It so good. Thank you for your advocacy and for your dedication to spreading the word. It is so inspiring, Dr. Kelly. And I hope that everybody listening today has gotten, I mean, there is just so many gems in that because I know everybody got something out of us.

 

Kelly McCann, MD

Yes, I hope so too. Thank you so much for spending time with me.

 

Sinclair Kennally, CNHP, CNC

You are welcome. Where can people find you in your work?

 

Kelly McCann, MD

I have a brick-and-mortar practice in Southern California. You can find me at thespringcenter.com, you have to put that in front of it. And also drkellymccann.com. That is my online business, you can find blogs there, and by the time this launches I will have a course it is called Mast Cell Regain Control. And it is really focusing on environmental toxicants in your life, in your home, in your health, in your habits, and your hobbies and how to start to reduce those and eliminate those to lower that burden and help get yourself better.

 

Sinclair Kennally, CNHP, CNC

Thanks so much. Great to talk to you today.

 

Kelly McCann, MD

Thank you.

 

Related Videos

2023 RCGCS Elisa Song

The Impact Of PANS/PANDAS On Your Gut And Brain

Elisa Song, MD
2023 RCGCS BioPure

Unlocking Your Gut Health: The BioPure Difference

Sinclair Kennally, CNHP, CNC
2023 RCGCS Spencer Feldman

Cultivate Your Microbiome: Support Your Hidden Ally
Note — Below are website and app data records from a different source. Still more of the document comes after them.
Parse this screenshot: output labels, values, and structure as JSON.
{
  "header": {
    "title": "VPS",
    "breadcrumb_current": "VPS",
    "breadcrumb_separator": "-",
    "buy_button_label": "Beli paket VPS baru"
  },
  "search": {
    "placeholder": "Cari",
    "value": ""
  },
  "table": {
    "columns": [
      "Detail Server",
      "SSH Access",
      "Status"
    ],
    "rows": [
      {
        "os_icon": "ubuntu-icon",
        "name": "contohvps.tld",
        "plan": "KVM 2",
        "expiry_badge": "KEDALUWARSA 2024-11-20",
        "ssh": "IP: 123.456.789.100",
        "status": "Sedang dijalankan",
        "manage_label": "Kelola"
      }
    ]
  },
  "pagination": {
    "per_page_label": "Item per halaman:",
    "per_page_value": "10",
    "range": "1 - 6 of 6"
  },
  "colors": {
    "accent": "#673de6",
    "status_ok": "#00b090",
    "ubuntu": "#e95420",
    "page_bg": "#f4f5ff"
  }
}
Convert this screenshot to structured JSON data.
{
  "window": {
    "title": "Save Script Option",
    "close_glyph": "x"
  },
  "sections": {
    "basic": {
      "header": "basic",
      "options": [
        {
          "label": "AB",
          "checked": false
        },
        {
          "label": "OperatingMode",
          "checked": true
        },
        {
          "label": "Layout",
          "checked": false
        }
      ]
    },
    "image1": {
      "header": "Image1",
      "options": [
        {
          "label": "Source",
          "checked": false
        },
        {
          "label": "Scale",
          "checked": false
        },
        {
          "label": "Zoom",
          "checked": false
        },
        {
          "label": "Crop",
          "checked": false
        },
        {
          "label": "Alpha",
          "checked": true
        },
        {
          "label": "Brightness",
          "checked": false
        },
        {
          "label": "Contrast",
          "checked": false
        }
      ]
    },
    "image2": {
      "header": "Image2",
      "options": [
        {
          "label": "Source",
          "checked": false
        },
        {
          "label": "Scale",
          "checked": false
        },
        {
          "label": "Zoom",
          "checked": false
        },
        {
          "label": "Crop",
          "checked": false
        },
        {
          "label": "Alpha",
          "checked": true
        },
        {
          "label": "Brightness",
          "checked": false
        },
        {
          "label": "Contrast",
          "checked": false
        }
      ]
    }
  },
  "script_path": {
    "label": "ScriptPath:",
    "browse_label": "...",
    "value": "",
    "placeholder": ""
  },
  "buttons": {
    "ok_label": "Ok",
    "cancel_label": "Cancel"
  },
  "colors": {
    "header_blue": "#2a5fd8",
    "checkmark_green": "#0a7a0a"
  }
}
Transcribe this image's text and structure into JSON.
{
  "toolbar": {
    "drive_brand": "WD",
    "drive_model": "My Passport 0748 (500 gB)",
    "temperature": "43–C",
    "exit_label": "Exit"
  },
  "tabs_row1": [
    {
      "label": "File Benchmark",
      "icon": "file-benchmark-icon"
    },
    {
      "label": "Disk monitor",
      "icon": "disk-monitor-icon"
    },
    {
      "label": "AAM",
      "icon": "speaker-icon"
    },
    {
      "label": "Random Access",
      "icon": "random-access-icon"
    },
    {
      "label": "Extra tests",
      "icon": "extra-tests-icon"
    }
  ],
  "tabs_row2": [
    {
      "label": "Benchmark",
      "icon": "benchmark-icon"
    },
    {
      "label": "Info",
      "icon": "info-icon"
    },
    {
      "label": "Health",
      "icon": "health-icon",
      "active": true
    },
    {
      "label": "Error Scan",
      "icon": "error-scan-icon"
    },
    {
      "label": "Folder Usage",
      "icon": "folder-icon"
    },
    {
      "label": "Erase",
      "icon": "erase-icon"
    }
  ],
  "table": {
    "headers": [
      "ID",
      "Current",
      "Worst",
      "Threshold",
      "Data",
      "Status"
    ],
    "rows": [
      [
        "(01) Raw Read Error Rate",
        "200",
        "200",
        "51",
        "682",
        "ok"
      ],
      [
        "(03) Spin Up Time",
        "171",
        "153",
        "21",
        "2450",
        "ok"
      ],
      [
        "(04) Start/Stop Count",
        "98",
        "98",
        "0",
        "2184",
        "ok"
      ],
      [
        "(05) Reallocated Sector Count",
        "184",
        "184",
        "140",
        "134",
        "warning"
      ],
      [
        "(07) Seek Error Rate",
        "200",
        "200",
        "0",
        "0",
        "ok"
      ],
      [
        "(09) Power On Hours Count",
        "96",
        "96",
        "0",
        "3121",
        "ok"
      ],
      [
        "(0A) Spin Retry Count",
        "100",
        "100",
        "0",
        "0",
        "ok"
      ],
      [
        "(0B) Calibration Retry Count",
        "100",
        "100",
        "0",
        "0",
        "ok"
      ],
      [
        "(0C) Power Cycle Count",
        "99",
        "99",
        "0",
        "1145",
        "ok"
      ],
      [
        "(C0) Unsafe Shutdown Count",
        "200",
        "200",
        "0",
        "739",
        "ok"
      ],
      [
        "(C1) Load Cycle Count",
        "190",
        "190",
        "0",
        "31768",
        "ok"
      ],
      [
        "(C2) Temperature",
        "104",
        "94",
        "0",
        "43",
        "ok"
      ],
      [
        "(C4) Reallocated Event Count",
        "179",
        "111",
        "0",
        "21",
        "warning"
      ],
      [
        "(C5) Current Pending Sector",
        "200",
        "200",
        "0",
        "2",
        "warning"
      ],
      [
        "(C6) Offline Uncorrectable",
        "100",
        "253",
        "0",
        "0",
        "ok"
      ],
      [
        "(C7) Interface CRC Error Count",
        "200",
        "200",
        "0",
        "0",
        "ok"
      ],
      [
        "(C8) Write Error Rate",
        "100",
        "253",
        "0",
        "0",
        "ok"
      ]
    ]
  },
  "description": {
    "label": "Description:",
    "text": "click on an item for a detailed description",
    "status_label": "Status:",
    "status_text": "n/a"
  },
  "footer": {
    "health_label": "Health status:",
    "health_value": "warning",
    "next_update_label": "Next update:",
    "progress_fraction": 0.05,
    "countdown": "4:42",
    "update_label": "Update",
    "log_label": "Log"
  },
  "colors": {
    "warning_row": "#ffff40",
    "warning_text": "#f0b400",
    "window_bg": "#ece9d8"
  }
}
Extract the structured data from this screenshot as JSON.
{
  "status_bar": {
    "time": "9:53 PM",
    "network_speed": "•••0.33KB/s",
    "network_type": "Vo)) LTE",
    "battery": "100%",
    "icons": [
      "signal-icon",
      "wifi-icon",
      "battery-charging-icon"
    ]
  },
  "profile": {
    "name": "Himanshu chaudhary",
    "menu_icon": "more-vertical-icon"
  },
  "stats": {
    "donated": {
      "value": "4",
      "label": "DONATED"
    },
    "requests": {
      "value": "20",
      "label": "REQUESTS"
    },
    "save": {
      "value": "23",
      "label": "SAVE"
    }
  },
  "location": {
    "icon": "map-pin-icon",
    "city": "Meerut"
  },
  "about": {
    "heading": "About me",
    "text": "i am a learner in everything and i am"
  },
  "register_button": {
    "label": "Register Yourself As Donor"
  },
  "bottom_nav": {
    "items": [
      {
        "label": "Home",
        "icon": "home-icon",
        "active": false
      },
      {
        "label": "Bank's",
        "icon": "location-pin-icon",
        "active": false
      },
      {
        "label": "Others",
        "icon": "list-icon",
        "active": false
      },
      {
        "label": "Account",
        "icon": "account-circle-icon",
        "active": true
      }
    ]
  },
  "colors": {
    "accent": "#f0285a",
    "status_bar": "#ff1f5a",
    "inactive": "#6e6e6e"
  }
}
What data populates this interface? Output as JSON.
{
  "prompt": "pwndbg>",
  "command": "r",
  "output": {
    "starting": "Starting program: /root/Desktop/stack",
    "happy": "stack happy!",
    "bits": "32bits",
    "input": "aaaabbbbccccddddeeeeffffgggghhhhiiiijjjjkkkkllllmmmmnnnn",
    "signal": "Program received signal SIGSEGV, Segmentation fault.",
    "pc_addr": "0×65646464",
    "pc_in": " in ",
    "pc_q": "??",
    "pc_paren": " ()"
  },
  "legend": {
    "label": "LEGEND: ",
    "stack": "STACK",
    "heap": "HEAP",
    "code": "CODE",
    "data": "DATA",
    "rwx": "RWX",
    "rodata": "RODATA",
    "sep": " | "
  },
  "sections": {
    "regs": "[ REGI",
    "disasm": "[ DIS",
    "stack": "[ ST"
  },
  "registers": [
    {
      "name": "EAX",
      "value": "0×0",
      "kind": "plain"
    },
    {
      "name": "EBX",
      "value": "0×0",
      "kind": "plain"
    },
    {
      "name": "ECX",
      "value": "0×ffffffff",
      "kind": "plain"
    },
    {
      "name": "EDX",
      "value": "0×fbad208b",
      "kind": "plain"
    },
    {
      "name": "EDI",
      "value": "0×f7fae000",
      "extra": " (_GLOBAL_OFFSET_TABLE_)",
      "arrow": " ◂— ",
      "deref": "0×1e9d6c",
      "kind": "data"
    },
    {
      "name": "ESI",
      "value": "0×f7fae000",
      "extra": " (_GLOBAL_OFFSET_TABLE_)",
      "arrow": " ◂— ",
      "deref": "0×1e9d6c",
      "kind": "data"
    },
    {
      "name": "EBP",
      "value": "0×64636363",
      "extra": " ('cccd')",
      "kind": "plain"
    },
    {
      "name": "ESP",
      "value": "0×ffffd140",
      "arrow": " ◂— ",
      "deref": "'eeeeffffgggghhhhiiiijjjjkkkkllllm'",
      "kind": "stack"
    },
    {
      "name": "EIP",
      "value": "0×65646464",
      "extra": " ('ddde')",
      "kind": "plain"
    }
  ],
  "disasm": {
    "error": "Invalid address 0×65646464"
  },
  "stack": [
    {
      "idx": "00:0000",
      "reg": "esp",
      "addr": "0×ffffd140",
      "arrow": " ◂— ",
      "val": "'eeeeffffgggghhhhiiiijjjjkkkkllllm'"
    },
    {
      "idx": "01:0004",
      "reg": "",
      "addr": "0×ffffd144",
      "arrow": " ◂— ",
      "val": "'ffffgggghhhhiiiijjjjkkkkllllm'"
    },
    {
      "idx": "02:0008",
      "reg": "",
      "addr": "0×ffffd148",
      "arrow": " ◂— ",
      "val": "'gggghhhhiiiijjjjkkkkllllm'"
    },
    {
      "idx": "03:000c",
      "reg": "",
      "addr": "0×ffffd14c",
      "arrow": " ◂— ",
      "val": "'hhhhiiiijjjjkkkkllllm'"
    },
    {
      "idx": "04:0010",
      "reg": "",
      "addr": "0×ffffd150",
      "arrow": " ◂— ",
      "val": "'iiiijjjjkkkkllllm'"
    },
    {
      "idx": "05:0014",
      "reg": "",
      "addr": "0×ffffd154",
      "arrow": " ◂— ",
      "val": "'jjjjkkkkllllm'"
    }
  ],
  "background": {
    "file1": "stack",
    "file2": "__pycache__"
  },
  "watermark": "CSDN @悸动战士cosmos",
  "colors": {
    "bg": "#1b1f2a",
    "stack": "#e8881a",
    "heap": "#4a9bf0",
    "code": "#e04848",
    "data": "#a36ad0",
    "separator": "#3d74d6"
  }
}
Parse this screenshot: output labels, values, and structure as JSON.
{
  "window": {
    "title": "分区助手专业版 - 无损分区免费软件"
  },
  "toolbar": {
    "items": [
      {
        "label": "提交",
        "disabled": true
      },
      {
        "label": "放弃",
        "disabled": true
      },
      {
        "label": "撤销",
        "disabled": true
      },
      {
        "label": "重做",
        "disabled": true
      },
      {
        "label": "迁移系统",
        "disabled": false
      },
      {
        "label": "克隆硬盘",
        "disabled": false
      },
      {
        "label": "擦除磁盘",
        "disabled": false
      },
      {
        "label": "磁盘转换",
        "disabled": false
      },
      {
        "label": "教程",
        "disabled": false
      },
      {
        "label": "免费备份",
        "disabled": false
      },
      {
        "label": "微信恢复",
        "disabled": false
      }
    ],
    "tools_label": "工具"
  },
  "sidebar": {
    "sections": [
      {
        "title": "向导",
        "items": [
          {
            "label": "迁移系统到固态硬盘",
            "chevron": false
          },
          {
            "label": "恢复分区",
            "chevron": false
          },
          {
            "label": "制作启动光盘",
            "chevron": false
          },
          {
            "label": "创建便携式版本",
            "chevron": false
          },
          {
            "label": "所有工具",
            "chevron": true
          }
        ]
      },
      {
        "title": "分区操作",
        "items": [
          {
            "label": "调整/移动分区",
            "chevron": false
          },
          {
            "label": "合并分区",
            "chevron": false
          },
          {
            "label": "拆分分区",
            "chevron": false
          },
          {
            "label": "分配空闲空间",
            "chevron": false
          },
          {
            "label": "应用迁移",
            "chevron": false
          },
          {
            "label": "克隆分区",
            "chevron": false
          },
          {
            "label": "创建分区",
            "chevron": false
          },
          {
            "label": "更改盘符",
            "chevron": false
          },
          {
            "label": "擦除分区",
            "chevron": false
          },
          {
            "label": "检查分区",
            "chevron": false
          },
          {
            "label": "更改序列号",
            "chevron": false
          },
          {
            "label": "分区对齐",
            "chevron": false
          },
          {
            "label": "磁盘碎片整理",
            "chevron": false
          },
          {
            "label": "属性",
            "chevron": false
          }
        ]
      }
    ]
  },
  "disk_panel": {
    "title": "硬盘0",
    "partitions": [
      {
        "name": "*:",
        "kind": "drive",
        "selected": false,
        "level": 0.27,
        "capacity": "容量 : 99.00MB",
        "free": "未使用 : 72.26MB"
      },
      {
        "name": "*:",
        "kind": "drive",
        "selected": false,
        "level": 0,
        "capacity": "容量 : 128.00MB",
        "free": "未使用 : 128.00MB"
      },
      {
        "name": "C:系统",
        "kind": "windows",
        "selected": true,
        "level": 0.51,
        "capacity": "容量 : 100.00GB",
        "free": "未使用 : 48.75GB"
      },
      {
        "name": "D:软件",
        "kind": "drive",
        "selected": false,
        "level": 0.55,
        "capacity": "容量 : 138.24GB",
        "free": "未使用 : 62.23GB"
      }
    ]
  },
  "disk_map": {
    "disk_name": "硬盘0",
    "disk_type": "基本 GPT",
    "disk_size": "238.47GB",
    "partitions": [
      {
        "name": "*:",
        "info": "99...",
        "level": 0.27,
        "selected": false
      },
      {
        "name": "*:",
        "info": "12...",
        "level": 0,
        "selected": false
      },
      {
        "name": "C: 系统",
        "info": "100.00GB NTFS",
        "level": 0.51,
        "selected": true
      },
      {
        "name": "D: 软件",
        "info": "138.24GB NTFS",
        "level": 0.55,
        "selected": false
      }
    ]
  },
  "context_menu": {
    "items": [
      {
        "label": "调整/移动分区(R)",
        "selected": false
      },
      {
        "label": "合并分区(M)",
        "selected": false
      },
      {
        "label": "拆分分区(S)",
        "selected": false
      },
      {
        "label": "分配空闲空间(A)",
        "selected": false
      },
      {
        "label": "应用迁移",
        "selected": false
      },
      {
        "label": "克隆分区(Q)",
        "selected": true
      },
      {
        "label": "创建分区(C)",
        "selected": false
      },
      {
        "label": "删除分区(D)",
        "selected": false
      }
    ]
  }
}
Spencer Feldman
2023 RCGCS Beverly Yates

Debunk Top 5 Myths Impacting Your Gut Health

Beverly Yates, ND
2023 RCGCS Sachin Patel

How To Heal Consciously By Decoding Gut Health Secrets

Sachin Patel
2023 RCGCS Wendie Trubow

Toxins: Learn Why Your Gut Can’t Bear Them

Wendie Trubow, MD, MBA, IFMCP
drtalks_logo

Single Video Purchase

Does Mast Cell Activation Syndrome Interfere With Your Gut?

Buy Now - $1.99

Or Access Unlimited Videos from our Library when you subscribe to our Premium membership

Premium Membership

Unlimited Video Access

$19/month    or    $197/year

Go Premium
drtalks logo

SMS number

Login to DrTalks using your phone number

✓ Valid
Didn't receive the SMS code? Resend
drtalks_logo.png

Create an Account

or

Signup with email

Already have an account? Log In

DrTalks comes with great perks that guests to our site don’t have access to. Sign up for FREE

drtalks_logo

Become a member

DrTalks comes with great perks that guests to our site don’t have access to. Sign up for FREE

"*" indicates required fields

Name*
Password*

Already have an account? Log In

drtalks_logo.png

Sign-in

Login to get access to DrTalks wide selection of expert videos, your summit or video purchases.

or